Microwedge Indentation (MWIT) and Precracked Line Scratch (PLST) tests have been developed for adhesion measurements of microscale fine lines. In the MWIT a symmetric wedge-shaped probe is driven downward into a thin film line debonding it from the substrate. For the PLST, a precrack is introduced at one end of a thin metal line on a substrate. The line is loaded from the precrack end by an asymmetric diamond wedge until the crack propagates. When the crack reaches its critical length at a certain critical load, the film buckles.
The mechanics of these tests are based on several assumptions of thin line behavior, which are not experimentally observable due to small line sizes and equipment limitations. Testing similar but larger lines allows for the direct observation of line delamination and buckling, which can be used for calculating in-situ crack lengths as well as instantaneous strain energy release rates.
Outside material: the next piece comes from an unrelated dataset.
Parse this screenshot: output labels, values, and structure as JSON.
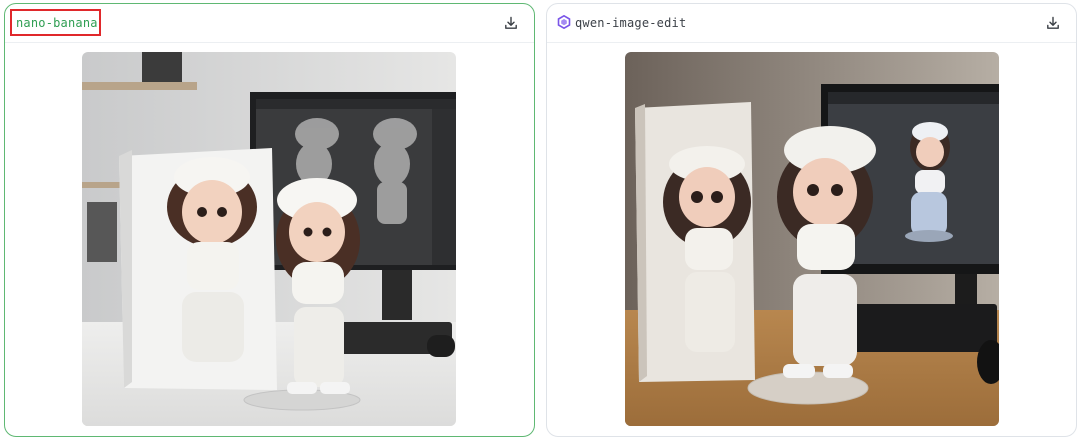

Both MWIT and PLST models [1–4] were experimentally verified on the macroscopic scale using polycarbonate as a line material bonded to a steel substrate with cyanoacrylate. New features such as initial crack growth as well as instantaneous crack growth at buckling were observed. Modified Kic tests were performed for strain energy release rate comparison. Adhesion values ranging from 200 to 1000 J/m2 were measured for this system, and had very strong mode mixity dependence. Connectivity to the microscale is through previous experiments by de Boer, et al using fine line W/SiO2/Si systems [ 1–4].